━━━ GIVEN DATA

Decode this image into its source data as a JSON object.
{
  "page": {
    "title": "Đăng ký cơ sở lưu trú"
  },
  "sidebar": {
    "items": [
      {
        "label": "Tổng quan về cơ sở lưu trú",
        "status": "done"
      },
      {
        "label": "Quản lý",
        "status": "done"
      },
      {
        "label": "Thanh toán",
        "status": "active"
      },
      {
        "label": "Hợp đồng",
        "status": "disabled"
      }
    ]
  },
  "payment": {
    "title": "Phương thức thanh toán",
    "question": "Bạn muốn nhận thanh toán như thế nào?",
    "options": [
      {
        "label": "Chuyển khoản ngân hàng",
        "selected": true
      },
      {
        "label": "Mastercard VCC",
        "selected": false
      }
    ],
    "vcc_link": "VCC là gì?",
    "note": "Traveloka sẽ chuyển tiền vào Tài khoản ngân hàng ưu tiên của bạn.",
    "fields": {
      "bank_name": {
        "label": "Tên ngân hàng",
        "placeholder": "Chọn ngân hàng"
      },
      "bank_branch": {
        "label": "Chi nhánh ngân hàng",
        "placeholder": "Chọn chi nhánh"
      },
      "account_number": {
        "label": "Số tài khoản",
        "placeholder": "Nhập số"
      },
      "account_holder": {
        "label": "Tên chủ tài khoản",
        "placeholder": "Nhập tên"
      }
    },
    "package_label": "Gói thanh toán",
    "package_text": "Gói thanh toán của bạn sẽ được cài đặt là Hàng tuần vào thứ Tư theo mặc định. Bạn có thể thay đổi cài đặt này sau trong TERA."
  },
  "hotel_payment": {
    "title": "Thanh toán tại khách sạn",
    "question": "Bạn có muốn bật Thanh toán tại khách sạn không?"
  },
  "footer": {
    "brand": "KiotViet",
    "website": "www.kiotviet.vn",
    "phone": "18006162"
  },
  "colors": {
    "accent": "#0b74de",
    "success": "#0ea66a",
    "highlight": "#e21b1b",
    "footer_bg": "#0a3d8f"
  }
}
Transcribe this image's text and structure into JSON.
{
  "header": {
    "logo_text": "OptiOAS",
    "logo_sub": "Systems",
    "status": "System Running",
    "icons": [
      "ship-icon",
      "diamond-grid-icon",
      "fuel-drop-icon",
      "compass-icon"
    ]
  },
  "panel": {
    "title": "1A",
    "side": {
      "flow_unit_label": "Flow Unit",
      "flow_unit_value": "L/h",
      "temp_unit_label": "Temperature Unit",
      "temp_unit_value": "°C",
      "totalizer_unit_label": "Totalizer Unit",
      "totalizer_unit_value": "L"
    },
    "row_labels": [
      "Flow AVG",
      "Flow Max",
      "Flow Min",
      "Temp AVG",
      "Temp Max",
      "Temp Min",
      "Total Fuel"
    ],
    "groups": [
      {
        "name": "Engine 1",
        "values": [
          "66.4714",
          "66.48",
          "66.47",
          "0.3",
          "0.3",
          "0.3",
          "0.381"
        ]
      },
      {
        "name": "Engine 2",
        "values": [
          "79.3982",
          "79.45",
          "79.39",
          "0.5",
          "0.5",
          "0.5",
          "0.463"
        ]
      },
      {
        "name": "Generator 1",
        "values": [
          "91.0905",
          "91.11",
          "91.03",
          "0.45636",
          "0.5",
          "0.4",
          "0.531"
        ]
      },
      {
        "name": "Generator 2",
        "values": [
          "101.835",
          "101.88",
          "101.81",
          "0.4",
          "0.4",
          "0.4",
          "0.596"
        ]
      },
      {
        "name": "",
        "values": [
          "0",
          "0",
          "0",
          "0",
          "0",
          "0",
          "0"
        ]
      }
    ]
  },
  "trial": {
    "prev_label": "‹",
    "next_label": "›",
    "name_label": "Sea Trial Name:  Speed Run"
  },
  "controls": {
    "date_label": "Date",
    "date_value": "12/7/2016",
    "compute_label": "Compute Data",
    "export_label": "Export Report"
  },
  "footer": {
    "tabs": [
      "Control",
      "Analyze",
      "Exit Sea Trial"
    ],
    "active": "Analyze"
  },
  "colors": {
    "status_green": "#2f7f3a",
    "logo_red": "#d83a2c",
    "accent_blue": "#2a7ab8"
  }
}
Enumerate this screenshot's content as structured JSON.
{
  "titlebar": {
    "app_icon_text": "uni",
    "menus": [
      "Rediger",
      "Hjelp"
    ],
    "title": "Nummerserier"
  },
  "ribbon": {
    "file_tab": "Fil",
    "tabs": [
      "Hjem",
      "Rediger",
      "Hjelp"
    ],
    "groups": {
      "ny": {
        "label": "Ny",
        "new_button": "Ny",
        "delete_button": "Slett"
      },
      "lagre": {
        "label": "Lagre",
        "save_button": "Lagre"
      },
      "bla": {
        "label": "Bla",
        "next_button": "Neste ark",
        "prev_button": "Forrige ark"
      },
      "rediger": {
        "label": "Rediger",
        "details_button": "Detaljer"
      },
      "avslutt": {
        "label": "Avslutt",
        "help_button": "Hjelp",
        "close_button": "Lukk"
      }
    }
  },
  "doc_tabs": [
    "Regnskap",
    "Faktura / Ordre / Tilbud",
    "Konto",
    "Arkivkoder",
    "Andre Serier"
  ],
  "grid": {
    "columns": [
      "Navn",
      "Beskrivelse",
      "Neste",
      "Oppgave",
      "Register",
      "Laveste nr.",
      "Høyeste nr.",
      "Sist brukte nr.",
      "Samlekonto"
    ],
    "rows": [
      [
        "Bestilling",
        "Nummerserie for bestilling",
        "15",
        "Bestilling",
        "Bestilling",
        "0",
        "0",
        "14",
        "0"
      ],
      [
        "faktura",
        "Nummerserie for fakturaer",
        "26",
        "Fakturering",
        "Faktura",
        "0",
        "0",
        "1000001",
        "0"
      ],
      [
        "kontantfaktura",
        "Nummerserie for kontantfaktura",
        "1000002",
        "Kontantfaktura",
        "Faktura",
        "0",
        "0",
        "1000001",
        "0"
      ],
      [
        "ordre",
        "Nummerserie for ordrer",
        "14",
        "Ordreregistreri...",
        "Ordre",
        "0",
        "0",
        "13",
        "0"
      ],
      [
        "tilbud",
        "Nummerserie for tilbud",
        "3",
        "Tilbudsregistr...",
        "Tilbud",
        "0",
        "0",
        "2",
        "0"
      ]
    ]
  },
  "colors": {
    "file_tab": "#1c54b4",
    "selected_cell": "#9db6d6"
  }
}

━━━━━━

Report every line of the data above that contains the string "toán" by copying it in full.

[PROBLEM SOLUTION]
        "label": "Thanh toán",
    "title": "Phương thức thanh toán",
    "question": "Bạn muốn nhận thanh toán như thế nào?",
    "package_label": "Gói thanh toán",
    "package_text": "Gói thanh toán của bạn sẽ được cài đặt là Hàng tuần vào thứ Tư theo mặc định. Bạn có thể thay đổi cài đặt này sau trong TERA."
    "title": "Thanh toán tại khách sạn",
    "question": "Bạn có muốn bật Thanh toán tại khách sạn không?"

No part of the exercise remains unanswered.